As reported in Xconomy, the effort to abolish noncompetes in Massachusetts except in sale of business situations has had a significant setback. Rep. William Brownsberger, who introduced a bill to accomplish that goal earlier this year, has now combined forces with Rep. Lori Ehrlich (who had proposed a milder limitation on noncompetes) to introduce a compromise bill that would permit continued enforcement of noncompetes, but with several restrictions. I won’t catalog all of them now, but one interesting feature of the compromise legislation would be to create a "presumption of enforceability" in instances where the employer limits the duration of the agreement to six months and observes certain other limitations.

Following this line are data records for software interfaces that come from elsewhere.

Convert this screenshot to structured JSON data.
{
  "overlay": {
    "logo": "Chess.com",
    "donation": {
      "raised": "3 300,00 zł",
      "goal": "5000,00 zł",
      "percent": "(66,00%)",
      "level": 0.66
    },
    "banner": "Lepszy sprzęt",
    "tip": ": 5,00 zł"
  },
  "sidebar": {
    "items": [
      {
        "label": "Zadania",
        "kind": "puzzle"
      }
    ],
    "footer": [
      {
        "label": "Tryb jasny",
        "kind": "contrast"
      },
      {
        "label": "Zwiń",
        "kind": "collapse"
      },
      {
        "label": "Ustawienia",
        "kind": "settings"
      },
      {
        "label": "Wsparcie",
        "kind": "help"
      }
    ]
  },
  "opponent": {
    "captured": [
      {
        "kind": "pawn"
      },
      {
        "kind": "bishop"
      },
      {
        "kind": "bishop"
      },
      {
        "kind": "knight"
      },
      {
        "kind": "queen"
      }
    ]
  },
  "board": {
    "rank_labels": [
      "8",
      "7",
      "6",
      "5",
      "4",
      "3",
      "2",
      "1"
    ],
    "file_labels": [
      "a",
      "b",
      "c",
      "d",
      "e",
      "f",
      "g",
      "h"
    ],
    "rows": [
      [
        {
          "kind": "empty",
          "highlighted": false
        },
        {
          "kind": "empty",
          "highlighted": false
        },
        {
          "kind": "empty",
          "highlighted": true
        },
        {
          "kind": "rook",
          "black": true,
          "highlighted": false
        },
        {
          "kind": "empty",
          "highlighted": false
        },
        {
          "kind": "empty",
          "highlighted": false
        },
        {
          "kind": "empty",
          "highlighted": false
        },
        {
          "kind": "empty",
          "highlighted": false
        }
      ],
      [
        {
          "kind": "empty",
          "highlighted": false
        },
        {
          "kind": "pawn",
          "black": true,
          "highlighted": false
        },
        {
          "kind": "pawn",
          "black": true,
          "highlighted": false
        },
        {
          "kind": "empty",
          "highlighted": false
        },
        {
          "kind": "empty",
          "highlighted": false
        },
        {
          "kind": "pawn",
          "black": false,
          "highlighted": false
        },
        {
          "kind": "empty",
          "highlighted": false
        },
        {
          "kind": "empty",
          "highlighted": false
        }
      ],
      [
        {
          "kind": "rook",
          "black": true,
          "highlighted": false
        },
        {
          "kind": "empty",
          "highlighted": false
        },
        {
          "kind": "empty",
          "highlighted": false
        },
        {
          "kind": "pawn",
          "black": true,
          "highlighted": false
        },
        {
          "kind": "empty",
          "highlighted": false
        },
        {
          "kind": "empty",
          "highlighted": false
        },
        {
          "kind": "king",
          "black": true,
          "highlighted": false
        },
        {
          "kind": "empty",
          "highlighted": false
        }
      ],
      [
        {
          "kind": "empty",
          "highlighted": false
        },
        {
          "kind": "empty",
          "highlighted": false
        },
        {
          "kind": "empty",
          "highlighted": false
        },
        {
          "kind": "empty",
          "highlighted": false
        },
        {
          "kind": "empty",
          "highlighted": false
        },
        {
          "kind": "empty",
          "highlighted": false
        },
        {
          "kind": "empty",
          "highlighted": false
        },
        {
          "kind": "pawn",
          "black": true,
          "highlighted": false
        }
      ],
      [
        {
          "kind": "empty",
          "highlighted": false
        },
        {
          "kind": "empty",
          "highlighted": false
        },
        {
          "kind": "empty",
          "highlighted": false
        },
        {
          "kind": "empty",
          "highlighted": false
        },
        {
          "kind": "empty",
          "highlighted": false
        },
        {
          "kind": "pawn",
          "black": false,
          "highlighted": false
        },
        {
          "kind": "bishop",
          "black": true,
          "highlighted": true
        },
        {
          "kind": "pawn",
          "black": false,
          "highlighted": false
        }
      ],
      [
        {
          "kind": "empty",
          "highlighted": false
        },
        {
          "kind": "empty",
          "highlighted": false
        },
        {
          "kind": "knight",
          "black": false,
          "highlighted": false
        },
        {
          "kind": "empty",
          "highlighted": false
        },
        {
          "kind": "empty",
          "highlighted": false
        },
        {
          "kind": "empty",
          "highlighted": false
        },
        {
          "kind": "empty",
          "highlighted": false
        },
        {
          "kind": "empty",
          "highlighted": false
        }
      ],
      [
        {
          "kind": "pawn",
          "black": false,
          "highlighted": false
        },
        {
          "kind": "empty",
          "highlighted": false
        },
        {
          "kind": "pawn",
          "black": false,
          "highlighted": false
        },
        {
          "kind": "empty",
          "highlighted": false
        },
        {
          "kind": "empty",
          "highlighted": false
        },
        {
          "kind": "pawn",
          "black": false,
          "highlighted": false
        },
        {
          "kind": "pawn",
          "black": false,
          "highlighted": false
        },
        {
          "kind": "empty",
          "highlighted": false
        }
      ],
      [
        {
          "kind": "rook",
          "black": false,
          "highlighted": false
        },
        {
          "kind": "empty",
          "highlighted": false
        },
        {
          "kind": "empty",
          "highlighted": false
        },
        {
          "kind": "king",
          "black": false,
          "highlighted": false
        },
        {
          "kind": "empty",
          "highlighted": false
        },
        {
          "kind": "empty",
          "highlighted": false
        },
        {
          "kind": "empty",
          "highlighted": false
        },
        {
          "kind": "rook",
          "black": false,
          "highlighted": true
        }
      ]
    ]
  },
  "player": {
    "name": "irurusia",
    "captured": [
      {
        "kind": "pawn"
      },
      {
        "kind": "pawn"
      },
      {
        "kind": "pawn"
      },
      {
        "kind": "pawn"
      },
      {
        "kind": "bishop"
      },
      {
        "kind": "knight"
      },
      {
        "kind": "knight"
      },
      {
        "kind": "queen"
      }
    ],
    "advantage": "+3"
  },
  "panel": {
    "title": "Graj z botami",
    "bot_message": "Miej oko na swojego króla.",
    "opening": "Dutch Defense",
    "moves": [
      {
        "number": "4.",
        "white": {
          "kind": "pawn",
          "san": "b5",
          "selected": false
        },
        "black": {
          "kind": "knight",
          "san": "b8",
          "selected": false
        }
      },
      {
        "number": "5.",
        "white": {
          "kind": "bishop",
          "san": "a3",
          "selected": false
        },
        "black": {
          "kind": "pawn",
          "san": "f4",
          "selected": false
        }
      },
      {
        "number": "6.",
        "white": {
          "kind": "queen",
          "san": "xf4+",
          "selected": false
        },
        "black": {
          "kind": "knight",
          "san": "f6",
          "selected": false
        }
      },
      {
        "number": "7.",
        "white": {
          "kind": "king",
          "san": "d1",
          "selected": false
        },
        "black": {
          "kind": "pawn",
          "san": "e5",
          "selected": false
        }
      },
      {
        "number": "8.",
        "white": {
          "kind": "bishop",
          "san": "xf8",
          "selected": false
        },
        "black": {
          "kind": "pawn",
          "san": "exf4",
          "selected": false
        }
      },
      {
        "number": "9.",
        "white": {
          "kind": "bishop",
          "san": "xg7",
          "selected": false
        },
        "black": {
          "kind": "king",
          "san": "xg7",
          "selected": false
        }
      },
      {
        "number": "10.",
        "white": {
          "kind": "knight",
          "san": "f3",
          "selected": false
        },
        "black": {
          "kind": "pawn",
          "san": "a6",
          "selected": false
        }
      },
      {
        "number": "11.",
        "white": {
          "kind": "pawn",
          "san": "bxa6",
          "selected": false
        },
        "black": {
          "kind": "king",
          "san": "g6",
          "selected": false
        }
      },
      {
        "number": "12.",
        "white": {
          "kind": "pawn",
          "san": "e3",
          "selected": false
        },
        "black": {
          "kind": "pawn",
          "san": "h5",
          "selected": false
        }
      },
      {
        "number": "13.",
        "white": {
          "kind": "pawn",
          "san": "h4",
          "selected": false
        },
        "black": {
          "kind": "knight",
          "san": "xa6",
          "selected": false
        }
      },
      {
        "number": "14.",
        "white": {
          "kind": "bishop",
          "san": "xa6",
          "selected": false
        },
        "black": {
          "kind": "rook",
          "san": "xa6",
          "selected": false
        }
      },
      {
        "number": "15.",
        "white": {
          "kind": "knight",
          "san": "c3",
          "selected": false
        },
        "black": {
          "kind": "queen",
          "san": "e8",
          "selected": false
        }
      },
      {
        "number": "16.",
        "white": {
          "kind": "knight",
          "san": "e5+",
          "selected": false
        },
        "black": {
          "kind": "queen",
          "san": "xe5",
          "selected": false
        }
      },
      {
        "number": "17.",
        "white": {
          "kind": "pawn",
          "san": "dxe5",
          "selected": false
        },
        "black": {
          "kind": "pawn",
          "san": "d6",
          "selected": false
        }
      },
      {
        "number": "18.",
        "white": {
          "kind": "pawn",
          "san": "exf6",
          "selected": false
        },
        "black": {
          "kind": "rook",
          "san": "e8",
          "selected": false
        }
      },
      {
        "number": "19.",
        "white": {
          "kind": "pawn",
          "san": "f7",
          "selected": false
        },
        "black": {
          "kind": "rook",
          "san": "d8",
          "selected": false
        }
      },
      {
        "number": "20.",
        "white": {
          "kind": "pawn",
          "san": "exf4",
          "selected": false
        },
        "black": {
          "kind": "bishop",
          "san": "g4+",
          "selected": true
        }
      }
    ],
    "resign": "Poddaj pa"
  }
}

My initial reaction to this feature is that it might have the opposite effect of that intended by those who are seeking to limit abuses which they believe are inherent in the current common law-based approach. As described in previous posts, the current debate about noncompetes has been spurred by those who believe that enforcement of noncompetes in Massachusetts stifles employee mobility and technological innovation, resulting in a competitive disadvantage versus California, which prohibits noncompetes. However, based on my initial reading of the compromise bill, employers would be provided with an incentive to actually increase the number of situations in which noncompetes are enforceable (or at least presumptively enforceable). This could be more deleterious to employee mobility and innovation than the status quo.